[Dataset items]
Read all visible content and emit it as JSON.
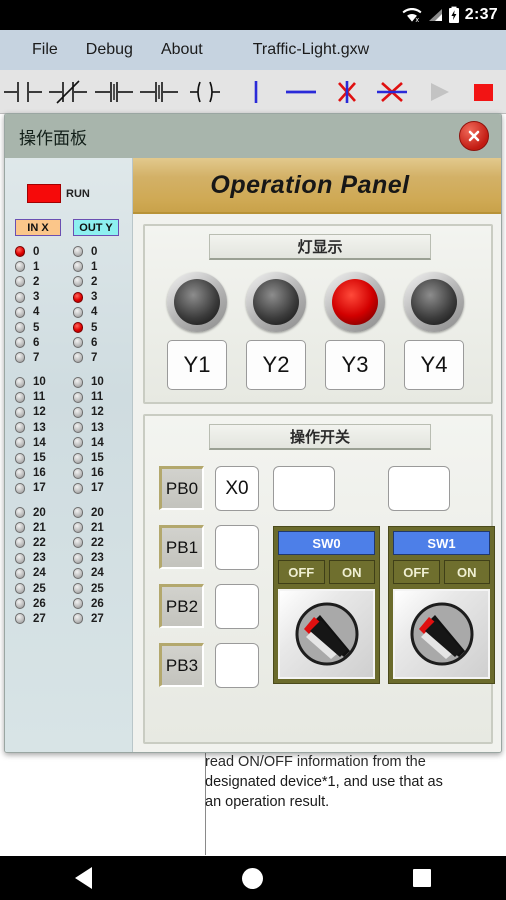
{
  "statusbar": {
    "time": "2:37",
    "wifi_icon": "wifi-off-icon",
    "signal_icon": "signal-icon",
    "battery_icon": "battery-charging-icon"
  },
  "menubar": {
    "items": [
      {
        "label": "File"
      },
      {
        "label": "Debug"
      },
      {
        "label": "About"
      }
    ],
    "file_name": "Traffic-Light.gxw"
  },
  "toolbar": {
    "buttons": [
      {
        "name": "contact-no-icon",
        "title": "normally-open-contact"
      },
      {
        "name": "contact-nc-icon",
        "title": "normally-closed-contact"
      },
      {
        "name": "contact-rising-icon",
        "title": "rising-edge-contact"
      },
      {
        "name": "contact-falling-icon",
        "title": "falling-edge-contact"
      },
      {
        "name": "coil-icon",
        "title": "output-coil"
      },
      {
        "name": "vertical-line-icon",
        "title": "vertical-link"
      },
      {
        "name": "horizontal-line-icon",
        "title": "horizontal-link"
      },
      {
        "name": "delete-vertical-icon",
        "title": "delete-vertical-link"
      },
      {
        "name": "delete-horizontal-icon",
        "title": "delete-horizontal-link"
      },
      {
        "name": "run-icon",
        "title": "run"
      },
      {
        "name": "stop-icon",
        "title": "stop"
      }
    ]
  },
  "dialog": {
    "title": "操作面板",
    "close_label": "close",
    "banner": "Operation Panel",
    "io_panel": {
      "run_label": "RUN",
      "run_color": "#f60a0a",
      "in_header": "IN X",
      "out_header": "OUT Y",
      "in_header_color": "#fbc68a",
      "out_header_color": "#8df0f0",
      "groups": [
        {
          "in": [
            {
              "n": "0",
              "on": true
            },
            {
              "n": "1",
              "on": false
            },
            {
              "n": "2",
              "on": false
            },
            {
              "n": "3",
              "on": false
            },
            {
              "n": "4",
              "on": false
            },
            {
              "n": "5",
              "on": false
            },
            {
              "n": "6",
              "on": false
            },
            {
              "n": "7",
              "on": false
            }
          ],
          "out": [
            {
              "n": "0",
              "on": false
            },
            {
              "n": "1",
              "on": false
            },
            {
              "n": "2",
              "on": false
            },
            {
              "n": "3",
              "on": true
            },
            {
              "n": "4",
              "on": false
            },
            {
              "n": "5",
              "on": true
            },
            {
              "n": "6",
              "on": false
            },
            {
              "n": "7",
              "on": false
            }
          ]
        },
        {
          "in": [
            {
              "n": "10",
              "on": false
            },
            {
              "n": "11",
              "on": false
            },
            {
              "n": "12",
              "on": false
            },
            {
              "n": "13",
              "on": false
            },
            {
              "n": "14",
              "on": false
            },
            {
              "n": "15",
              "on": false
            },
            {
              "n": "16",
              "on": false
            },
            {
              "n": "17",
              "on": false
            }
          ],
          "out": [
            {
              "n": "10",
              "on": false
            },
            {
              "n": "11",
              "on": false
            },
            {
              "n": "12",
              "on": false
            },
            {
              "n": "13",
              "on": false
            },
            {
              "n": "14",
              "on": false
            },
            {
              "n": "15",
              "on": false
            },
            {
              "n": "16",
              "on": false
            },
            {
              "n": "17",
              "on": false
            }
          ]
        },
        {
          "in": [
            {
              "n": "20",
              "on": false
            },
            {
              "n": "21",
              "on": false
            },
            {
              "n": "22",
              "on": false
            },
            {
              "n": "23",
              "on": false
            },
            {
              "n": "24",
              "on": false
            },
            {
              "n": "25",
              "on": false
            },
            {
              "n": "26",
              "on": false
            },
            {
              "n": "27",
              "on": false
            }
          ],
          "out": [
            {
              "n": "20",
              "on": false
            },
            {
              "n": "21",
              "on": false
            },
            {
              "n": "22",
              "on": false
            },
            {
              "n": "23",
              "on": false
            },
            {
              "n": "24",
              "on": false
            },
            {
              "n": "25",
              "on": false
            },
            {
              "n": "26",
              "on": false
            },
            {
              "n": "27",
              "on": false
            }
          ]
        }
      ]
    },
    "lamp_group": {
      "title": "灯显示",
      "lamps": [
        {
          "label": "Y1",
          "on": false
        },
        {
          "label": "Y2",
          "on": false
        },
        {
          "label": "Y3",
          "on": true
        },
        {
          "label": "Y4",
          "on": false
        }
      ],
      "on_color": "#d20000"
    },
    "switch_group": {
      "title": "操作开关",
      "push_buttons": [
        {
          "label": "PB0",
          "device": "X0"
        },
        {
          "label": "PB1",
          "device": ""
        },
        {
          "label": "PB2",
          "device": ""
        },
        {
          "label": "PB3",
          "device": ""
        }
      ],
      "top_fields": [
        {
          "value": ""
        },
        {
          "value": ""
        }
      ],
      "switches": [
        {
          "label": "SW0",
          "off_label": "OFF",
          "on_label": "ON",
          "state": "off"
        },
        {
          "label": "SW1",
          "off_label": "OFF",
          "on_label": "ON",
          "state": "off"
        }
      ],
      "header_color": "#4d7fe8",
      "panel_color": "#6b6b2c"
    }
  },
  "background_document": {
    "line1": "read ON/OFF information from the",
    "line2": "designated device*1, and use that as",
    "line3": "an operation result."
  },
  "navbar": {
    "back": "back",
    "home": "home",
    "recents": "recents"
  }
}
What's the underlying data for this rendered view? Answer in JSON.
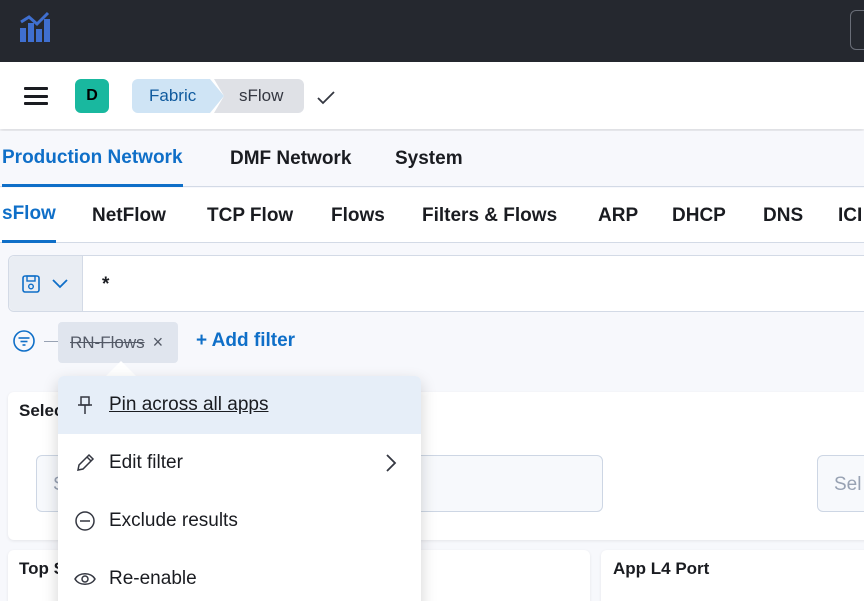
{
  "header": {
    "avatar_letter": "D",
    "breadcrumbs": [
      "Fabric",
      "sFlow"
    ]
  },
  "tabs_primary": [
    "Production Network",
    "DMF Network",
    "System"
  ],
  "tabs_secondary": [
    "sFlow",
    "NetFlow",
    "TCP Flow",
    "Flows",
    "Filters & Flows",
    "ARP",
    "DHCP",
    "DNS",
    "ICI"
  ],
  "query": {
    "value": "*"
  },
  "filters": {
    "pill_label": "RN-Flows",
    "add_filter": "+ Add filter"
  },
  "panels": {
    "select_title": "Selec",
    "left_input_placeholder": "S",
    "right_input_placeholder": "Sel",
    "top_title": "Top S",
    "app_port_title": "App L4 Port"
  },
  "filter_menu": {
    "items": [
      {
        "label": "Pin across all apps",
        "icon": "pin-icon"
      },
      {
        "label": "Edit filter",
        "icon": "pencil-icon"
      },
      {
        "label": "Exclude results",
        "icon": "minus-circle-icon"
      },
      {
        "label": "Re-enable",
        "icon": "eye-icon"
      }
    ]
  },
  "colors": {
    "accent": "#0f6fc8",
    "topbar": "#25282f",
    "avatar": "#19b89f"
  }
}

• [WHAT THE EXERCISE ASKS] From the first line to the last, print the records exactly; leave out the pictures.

• [RESULT]
Read all visible content and emit it as JSON.
{
  "statusbar": {
    "time": "2:37",
    "wifi_icon": "wifi-off-icon",
    "signal_icon": "signal-icon",
    "battery_icon": "battery-charging-icon"
  },
  "menubar": {
    "items": [
      {
        "label": "File"
      },
      {
        "label": "Debug"
      },
      {
        "label": "About"
      }
    ],
    "file_name": "Traffic-Light.gxw"
  },
  "toolbar": {
    "buttons": [
      {
        "name": "contact-no-icon",
        "title": "normally-open-contact"
      },
      {
        "name": "contact-nc-icon",
        "title": "normally-closed-contact"
      },
      {
        "name": "contact-rising-icon",
        "title": "rising-edge-contact"
      },
      {
        "name": "contact-falling-icon",
        "title": "falling-edge-contact"
      },
      {
        "name": "coil-icon",
        "title": "output-coil"
      },
      {
        "name": "vertical-line-icon",
        "title": "vertical-link"
      },
      {
        "name": "horizontal-line-icon",
        "title": "horizontal-link"
      },
      {
        "name": "delete-vertical-icon",
        "title": "delete-vertical-link"
      },
      {
        "name": "delete-horizontal-icon",
        "title": "delete-horizontal-link"
      },
      {
        "name": "run-icon",
        "title": "run"
      },
      {
        "name": "stop-icon",
        "title": "stop"
      }
    ]
  },
  "dialog": {
    "title": "操作面板",
    "close_label": "close",
    "banner": "Operation Panel",
    "io_panel": {
      "run_label": "RUN",
      "run_color": "#f60a0a",
      "in_header": "IN X",
      "out_header": "OUT Y",
      "in_header_color": "#fbc68a",
      "out_header_color": "#8df0f0",
      "groups": [
        {
          "in": [
            {
              "n": "0",
              "on": true
            },
            {
              "n": "1",
              "on": false
            },
            {
              "n": "2",
              "on": false
            },
            {
              "n": "3",
              "on": false
            },
            {
              "n": "4",
              "on": false
            },
            {
              "n": "5",
              "on": false
            },
            {
              "n": "6",
              "on": false
            },
            {
              "n": "7",
              "on": false
            }
          ],
          "out": [
            {
              "n": "0",
              "on": false
            },
            {
              "n": "1",
              "on": false
            },
            {
              "n": "2",
              "on": false
            },
            {
              "n": "3",
              "on": true
            },
            {
              "n": "4",
              "on": false
            },
            {
              "n": "5",
              "on": true
            },
            {
              "n": "6",
              "on": false
            },
            {
              "n": "7",
              "on": false
            }
          ]
        },
        {
          "in": [
            {
              "n": "10",
              "on": false
            },
            {
              "n": "11",
              "on": false
            },
            {
              "n": "12",
              "on": false
            },
            {
              "n": "13",
              "on": false
            },
            {
              "n": "14",
              "on": false
            },
            {
              "n": "15",
              "on": false
            },
            {
              "n": "16",
              "on": false
            },
            {
              "n": "17",
              "on": false
            }
          ],
          "out": [
            {
              "n": "10",
              "on": false
            },
            {
              "n": "11",
              "on": false
            },
            {
              "n": "12",
              "on": false
            },
            {
              "n": "13",
              "on": false
            },
            {
              "n": "14",
              "on": false
            },
            {
              "n": "15",
              "on": false
            },
            {
              "n": "16",
              "on": false
            },
            {
              "n": "17",
              "on": false
            }
          ]
        },
        {
          "in": [
            {
              "n": "20",
              "on": false
            },
            {
              "n": "21",
              "on": false
            },
            {
              "n": "22",
              "on": false
            },
            {
              "n": "23",
              "on": false
            },
            {
              "n": "24",
              "on": false
            },
            {
              "n": "25",
              "on": false
            },
            {
              "n": "26",
              "on": false
            },
            {
              "n": "27",
              "on": false
            }
          ],
          "out": [
            {
              "n": "20",
              "on": false
            },
            {
              "n": "21",
              "on": false
            },
            {
              "n": "22",
              "on": false
            },
            {
              "n": "23",
              "on": false
            },
            {
              "n": "24",
              "on": false
            },
            {
              "n": "25",
              "on": false
            },
            {
              "n": "26",
              "on": false
            },
            {
              "n": "27",
              "on": false
            }
          ]
        }
      ]
    },
    "lamp_group": {
      "title": "灯显示",
      "lamps": [
        {
          "label": "Y1",
          "on": false
        },
        {
          "label": "Y2",
          "on": false
        },
        {
          "label": "Y3",
          "on": true
        },
        {
          "label": "Y4",
          "on": false
        }
      ],
      "on_color": "#d20000"
    },
    "switch_group": {
      "title": "操作开关",
      "push_buttons": [
        {
          "label": "PB0",
          "device": "X0"
        },
        {
          "label": "PB1",
          "device": ""
        },
        {
          "label": "PB2",
          "device": ""
        },
        {
          "label": "PB3",
          "device": ""
        }
      ],
      "top_fields": [
        {
          "value": ""
        },
        {
          "value": ""
        }
      ],
      "switches": [
        {
          "label": "SW0",
          "off_label": "OFF",
          "on_label": "ON",
          "state": "off"
        },
        {
          "label": "SW1",
          "off_label": "OFF",
          "on_label": "ON",
          "state": "off"
        }
      ],
      "header_color": "#4d7fe8",
      "panel_color": "#6b6b2c"
    }
  },
  "background_document": {
    "line1": "read ON/OFF information from the",
    "line2": "designated device*1, and use that as",
    "line3": "an operation result."
  },
  "navbar": {
    "back": "back",
    "home": "home",
    "recents": "recents"
  }
}
What's the underlying data for this rendered view? Answer in JSON.
{
  "header": {
    "avatar_letter": "D",
    "breadcrumbs": [
      "Fabric",
      "sFlow"
    ]
  },
  "tabs_primary": [
    "Production Network",
    "DMF Network",
    "System"
  ],
  "tabs_secondary": [
    "sFlow",
    "NetFlow",
    "TCP Flow",
    "Flows",
    "Filters & Flows",
    "ARP",
    "DHCP",
    "DNS",
    "ICI"
  ],
  "query": {
    "value": "*"
  },
  "filters": {
    "pill_label": "RN-Flows",
    "add_filter": "+ Add filter"
  },
  "panels": {
    "select_title": "Selec",
    "left_input_placeholder": "S",
    "right_input_placeholder": "Sel",
    "top_title": "Top S",
    "app_port_title": "App L4 Port"
  },
  "filter_menu": {
    "items": [
      {
        "label": "Pin across all apps",
        "icon": "pin-icon"
      },
      {
        "label": "Edit filter",
        "icon": "pencil-icon"
      },
      {
        "label": "Exclude results",
        "icon": "minus-circle-icon"
      },
      {
        "label": "Re-enable",
        "icon": "eye-icon"
      }
    ]
  },
  "colors": {
    "accent": "#0f6fc8",
    "topbar": "#25282f",
    "avatar": "#19b89f"
  }
}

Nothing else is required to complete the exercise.